Svaneti has been close to my heart since my first trip there in 2001, and I have witnessed the incredible change over the past 17 years. Although the region is not, understandably, struggling with overtourism as much as other European destinations such as Barcelona, Dubrovnik, and Venice, the negative effect of the rapid growth of tourism in Svaneti are undeniable (and will be growing).
I can talk about it for hours but thankfully I was limited to 200 words. So here is what I wrote for the Green Global Travel:
Situated on the southern slopes of the Greater Caucasus mountains and surrounded by 16,000-foot peaks, stunning Svaneti is one of the fastest growing tourism destinations in Georgia.
The mountains, remoteness, and unique indigenous traditions make it an ideal destination for hiking, trekking, wildlife, and cultural tourism. However, negative impacts of tourism can already be seen.

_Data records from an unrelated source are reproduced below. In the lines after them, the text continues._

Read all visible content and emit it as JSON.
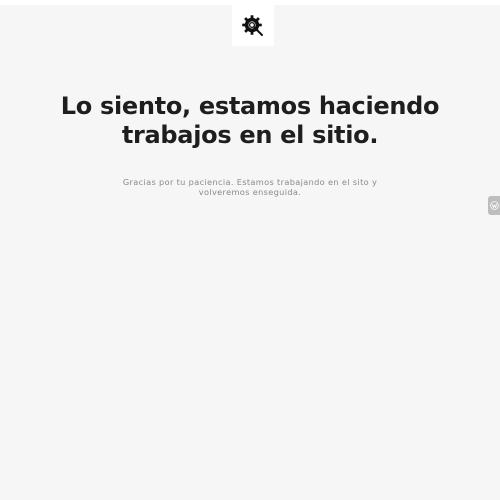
{
  "header": {
    "logo_icon": "gear-search-icon"
  },
  "main": {
    "headline": "Lo siento, estamos haciendo trabajos en el sitio.",
    "subtext": "Gracias por tu paciencia. Estamos trabajando en el sito y volveremos enseguida."
  },
  "side_tab": {
    "icon": "wordpress-icon"
  },
  "colors": {
    "background": "#f6f6f6",
    "headline": "#1e1e1e",
    "subtext": "#8a8a8a",
    "panel": "#ffffff",
    "tab": "#bdbdbd"
  }
}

When I first visited Svaneti in 2001, I didn’t see any other tourists for a week. In 2014 there were 14,160 visitors, and by 2016 there were 18,347. Because most tourists go to Mestia (2,700 inhabitants) and hike/drive east towards Ushguli (200 inhabitants) between June-September, it’s getting harder to accommodate them.
New concrete guesthouses are being built randomly, without any permission. But they’re incompatible with the local cultural and architectural heritage and ultimately spoil the picturesque landscape.
Farmland has been reduced to build new accommodations and ski facilities, causing problems with local food supplies. There’s a growing issue with solid waste disposal in villages and along the hiking trails. And the famous Svan hospitality is vanishing: getting invited to dine with the local family is now very rare.
Svaneti is at risk of losing its traditional charm. To avoid the crowds, head west of Mestia, where tourism has hardly been developed at all.